Furthermore, the control section (gas control ECU 22) extends a drive interval Tin2 in the secondary monitoring step in a range of 1.5 times to 2 times a drive interval Tin1 in the initial monitoring step. Due to this, the gas supply system 10 can change the pressure adjustment range PR of the regulator 40 in the secondary monitoring step to be a suitable range.

Claims

1. A gas supply system comprising:

a high-pressure tank;
a regulator configured to reduce pressure of a gas released from the high-pressure tank to be within a pressure adjustment range and cause the gas to flow to a downstream side;
an injector that is provided on a downstream side of the regulator and is configured to adjust a flow rate of the gas by repeatedly opening and closing a valve thereof;
a first pressure sensor configured to detect the pressure of the gas on an upstream side of the regulator;
a second pressure sensor configured to detect the pressure of the gas between the regulator and the injector; and
a control section configured to control operation of the injector, wherein
the control section is configured to perform an initial monitoring step of comparing first detection information of the first pressure sensor to a first threshold value and, after it is determined that the first detection information has become less than or equal to the first threshold value, to perform a secondary monitoring step of comparing second detection information of the second pressure sensor to a second threshold value, and
the control section causes a valve-open period and a valve-closed period of the injector in the secondary monitoring step to be longer than the valve-open period and the valve-closed period of the injector in the initial monitoring step.

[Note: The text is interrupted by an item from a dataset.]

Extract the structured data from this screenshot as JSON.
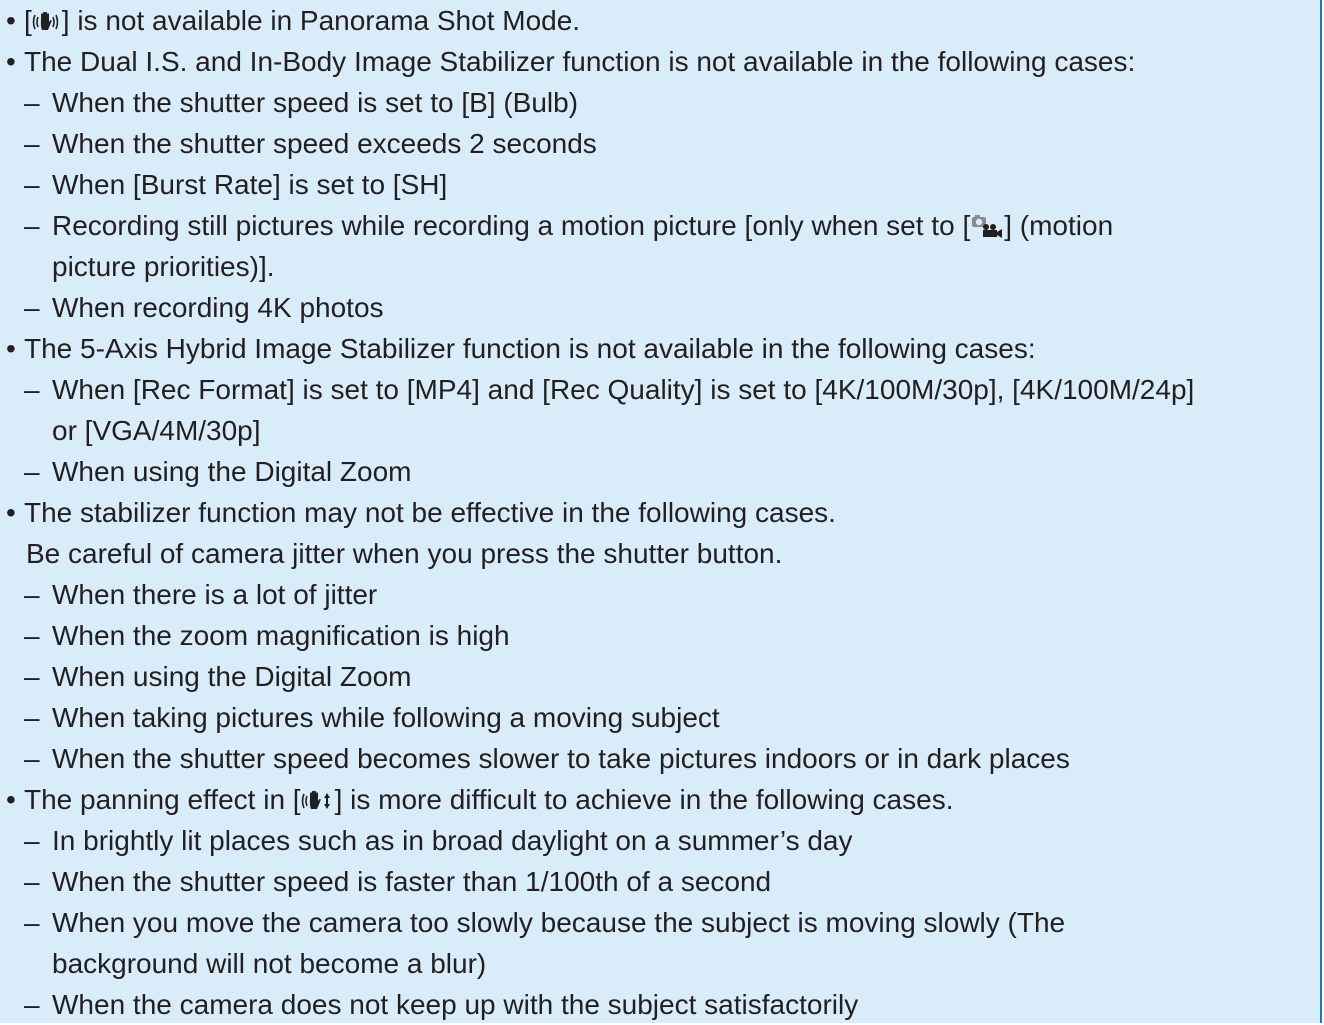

2. The gas supply system according to claim 1, wherein

the control section increases a lower limit value of the pressure adjustment range by lengthening the valve-open period and the valve-closed period of the injector.

3. The gas supply system according to claim 2, wherein:

the first pressure sensor includes a first error range in the first detection information;
the second pressure sensor includes a second error range, which is narrower than the first error range, in the second detection information; and
in the initial monitoring step, the control section causes the pressure adjustment range to overlap the second error range defined with the second threshold value as a reference point, and in the secondary monitoring step, the control section offsets the pressure adjustment range relative to the second error range defined with the second threshold value as the reference point, by lengthening the valve-open period and the valve-closed period of the injector.

4. The gas supply system according to claim 1, wherein

if the second detection information is less than or equal to the second threshold value, the control section determines that there is a lack of gas in the high-pressure tank.

5. The gas supply system according to claim 1, wherein

the control section maintains a state in which the valve-open period and the valve-closed period of the injector are lengthened, until the second detection information becomes less than or equal to the second threshold value.

6. The gas supply system according to claim 1, wherein

if the second detection information is less than or equal to the second threshold value, the control section stops release of the gas from the high-pressure tank.

7. The gas supply system according to claim 1, wherein

when transitioning from the initial monitoring step to the secondary monitoring step, the control section extends a drive interval formed of one instance of each of the valve-open period and the valve-closed period, without changing a duty ratio of the valve-open period and the valve-closed period.

8. The gas supply system according to claim 7, wherein

the control section extends the drive interval in the secondary monitoring step in a range of 1.5 times to 2 times the drive interval in the initial monitoring step.
Patent History
Publication number: 20210384533
Type: Application
Filed: Jun 4, 2021
Publication Date: Dec 9, 2021
Inventors: Satoru KAWASE (Wako-shi), Kazuyuki KADOWAKI (Wako-shi), Koichi TAKAKU (Wako-shi)
Application Number: 17/338,959
Classifications
International Classification: H01M 8/04082 (20060101); H01M 8/0438 (20060101); H01M 8/04746 (20060101);